§ Instructions for the task
Copy the entire listing exactly.

- - -

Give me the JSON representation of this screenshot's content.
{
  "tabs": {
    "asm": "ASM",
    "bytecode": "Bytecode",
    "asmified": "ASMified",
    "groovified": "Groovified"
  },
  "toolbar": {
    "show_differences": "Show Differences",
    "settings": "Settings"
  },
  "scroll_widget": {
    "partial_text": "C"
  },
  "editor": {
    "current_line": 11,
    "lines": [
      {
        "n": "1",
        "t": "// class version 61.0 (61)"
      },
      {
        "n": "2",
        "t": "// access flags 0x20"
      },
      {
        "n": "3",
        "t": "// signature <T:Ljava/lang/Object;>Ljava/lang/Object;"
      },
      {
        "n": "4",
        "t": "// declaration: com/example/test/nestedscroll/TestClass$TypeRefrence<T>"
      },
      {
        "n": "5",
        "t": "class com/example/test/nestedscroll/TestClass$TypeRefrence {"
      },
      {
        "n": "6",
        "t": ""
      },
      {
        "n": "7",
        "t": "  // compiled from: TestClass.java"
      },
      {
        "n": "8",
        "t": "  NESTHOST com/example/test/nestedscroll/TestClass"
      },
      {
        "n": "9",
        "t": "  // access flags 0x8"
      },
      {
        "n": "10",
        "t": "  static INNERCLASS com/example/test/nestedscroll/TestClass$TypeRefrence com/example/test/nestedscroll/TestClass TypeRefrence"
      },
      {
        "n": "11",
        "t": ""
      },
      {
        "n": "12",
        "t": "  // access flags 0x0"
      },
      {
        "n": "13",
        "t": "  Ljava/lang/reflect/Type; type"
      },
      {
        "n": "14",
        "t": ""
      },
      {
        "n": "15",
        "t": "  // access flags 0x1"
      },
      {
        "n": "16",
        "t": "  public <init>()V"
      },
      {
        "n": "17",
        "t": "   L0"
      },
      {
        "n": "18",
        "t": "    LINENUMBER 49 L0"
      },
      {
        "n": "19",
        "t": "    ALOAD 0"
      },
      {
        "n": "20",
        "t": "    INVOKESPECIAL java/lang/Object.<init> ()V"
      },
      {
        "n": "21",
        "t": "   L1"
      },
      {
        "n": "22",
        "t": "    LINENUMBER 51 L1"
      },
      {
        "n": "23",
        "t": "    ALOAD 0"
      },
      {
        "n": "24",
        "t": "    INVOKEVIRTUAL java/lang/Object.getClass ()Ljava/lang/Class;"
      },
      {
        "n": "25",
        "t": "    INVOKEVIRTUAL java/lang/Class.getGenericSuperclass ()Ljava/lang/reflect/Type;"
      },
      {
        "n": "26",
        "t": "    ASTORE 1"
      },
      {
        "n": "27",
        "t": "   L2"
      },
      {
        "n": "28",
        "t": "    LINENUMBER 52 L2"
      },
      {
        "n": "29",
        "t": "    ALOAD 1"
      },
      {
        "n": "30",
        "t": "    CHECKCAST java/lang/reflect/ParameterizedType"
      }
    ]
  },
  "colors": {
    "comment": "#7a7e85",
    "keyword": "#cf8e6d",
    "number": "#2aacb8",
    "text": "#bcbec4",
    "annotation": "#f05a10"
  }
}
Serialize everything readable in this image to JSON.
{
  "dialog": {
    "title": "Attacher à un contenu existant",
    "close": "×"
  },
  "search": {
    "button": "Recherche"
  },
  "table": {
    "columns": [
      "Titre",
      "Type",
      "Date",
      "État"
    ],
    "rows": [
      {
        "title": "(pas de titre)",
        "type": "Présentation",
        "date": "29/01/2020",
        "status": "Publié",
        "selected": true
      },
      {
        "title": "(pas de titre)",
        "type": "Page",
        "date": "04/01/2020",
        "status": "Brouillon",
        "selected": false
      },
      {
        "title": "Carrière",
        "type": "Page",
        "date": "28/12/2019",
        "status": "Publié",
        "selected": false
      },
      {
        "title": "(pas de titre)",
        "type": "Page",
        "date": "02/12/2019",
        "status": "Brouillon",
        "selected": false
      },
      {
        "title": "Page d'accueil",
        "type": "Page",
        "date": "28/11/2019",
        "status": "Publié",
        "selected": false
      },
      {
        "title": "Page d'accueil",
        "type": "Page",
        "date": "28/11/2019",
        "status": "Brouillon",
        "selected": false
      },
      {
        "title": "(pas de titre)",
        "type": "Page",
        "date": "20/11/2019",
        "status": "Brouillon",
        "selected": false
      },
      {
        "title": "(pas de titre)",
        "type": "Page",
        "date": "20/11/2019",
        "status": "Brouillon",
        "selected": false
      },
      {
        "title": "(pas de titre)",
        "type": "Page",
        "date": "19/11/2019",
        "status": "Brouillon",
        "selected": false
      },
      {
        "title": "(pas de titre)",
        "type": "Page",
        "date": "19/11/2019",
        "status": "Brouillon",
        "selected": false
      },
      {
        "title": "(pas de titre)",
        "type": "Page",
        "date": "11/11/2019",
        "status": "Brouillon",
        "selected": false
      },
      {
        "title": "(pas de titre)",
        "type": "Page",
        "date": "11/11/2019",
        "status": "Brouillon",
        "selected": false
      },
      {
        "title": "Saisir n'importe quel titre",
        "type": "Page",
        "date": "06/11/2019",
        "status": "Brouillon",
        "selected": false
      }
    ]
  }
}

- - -

§ Task answer
Give me the JSON representation of this screenshot's content.
{
  "tabs": {
    "asm": "ASM",
    "bytecode": "Bytecode",
    "asmified": "ASMified",
    "groovified": "Groovified"
  },
  "toolbar": {
    "show_differences": "Show Differences",
    "settings": "Settings"
  },
  "scroll_widget": {
    "partial_text": "C"
  },
  "editor": {
    "current_line": 11,
    "lines": [
      {
        "n": "1",
        "t": "// class version 61.0 (61)"
      },
      {
        "n": "2",
        "t": "// access flags 0x20"
      },
      {
        "n": "3",
        "t": "// signature <T:Ljava/lang/Object;>Ljava/lang/Object;"
      },
      {
        "n": "4",
        "t": "// declaration: com/example/test/nestedscroll/TestClass$TypeRefrence<T>"
      },
      {
        "n": "5",
        "t": "class com/example/test/nestedscroll/TestClass$TypeRefrence {"
      },
      {
        "n": "6",
        "t": ""
      },
      {
        "n": "7",
        "t": "  // compiled from: TestClass.java"
      },
      {
        "n": "8",
        "t": "  NESTHOST com/example/test/nestedscroll/TestClass"
      },
      {
        "n": "9",
        "t": "  // access flags 0x8"
      },
      {
        "n": "10",
        "t": "  static INNERCLASS com/example/test/nestedscroll/TestClass$TypeRefrence com/example/test/nestedscroll/TestClass TypeRefrence"
      },
      {
        "n": "11",
        "t": ""
      },
      {
        "n": "12",
        "t": "  // access flags 0x0"
      },
      {
        "n": "13",
        "t": "  Ljava/lang/reflect/Type; type"
      },
      {
        "n": "14",
        "t": ""
      },
      {
        "n": "15",
        "t": "  // access flags 0x1"
      },
      {
        "n": "16",
        "t": "  public <init>()V"
      },
      {
        "n": "17",
        "t": "   L0"
      },
      {
        "n": "18",
        "t": "    LINENUMBER 49 L0"
      },
      {
        "n": "19",
        "t": "    ALOAD 0"
      },
      {
        "n": "20",
        "t": "    INVOKESPECIAL java/lang/Object.<init> ()V"
      },
      {
        "n": "21",
        "t": "   L1"
      },
      {
        "n": "22",
        "t": "    LINENUMBER 51 L1"
      },
      {
        "n": "23",
        "t": "    ALOAD 0"
      },
      {
        "n": "24",
        "t": "    INVOKEVIRTUAL java/lang/Object.getClass ()Ljava/lang/Class;"
      },
      {
        "n": "25",
        "t": "    INVOKEVIRTUAL java/lang/Class.getGenericSuperclass ()Ljava/lang/reflect/Type;"
      },
      {
        "n": "26",
        "t": "    ASTORE 1"
      },
      {
        "n": "27",
        "t": "   L2"
      },
      {
        "n": "28",
        "t": "    LINENUMBER 52 L2"
      },
      {
        "n": "29",
        "t": "    ALOAD 1"
      },
      {
        "n": "30",
        "t": "    CHECKCAST java/lang/reflect/ParameterizedType"
      }
    ]
  },
  "colors": {
    "comment": "#7a7e85",
    "keyword": "#cf8e6d",
    "number": "#2aacb8",
    "text": "#bcbec4",
    "annotation": "#f05a10"
  }
}
Serialize everything readable in this image to JSON.
{
  "dialog": {
    "title": "Attacher à un contenu existant",
    "close": "×"
  },
  "search": {
    "button": "Recherche"
  },
  "table": {
    "columns": [
      "Titre",
      "Type",
      "Date",
      "État"
    ],
    "rows": [
      {
        "title": "(pas de titre)",
        "type": "Présentation",
        "date": "29/01/2020",
        "status": "Publié",
        "selected": true
      },
      {
        "title": "(pas de titre)",
        "type": "Page",
        "date": "04/01/2020",
        "status": "Brouillon",
        "selected": false
      },
      {
        "title": "Carrière",
        "type": "Page",
        "date": "28/12/2019",
        "status": "Publié",
        "selected": false
      },
      {
        "title": "(pas de titre)",
        "type": "Page",
        "date": "02/12/2019",
        "status": "Brouillon",
        "selected": false
      },
      {
        "title": "Page d'accueil",
        "type": "Page",
        "date": "28/11/2019",
        "status": "Publié",
        "selected": false
      },
      {
        "title": "Page d'accueil",
        "type": "Page",
        "date": "28/11/2019",
        "status": "Brouillon",
        "selected": false
      },
      {
        "title": "(pas de titre)",
        "type": "Page",
        "date": "20/11/2019",
        "status": "Brouillon",
        "selected": false
      },
      {
        "title": "(pas de titre)",
        "type": "Page",
        "date": "20/11/2019",
        "status": "Brouillon",
        "selected": false
      },
      {
        "title": "(pas de titre)",
        "type": "Page",
        "date": "19/11/2019",
        "status": "Brouillon",
        "selected": false
      },
      {
        "title": "(pas de titre)",
        "type": "Page",
        "date": "19/11/2019",
        "status": "Brouillon",
        "selected": false
      },
      {
        "title": "(pas de titre)",
        "type": "Page",
        "date": "11/11/2019",
        "status": "Brouillon",
        "selected": false
      },
      {
        "title": "(pas de titre)",
        "type": "Page",
        "date": "11/11/2019",
        "status": "Brouillon",
        "selected": false
      },
      {
        "title": "Saisir n'importe quel titre",
        "type": "Page",
        "date": "06/11/2019",
        "status": "Brouillon",
        "selected": false
      }
    ]
  }
}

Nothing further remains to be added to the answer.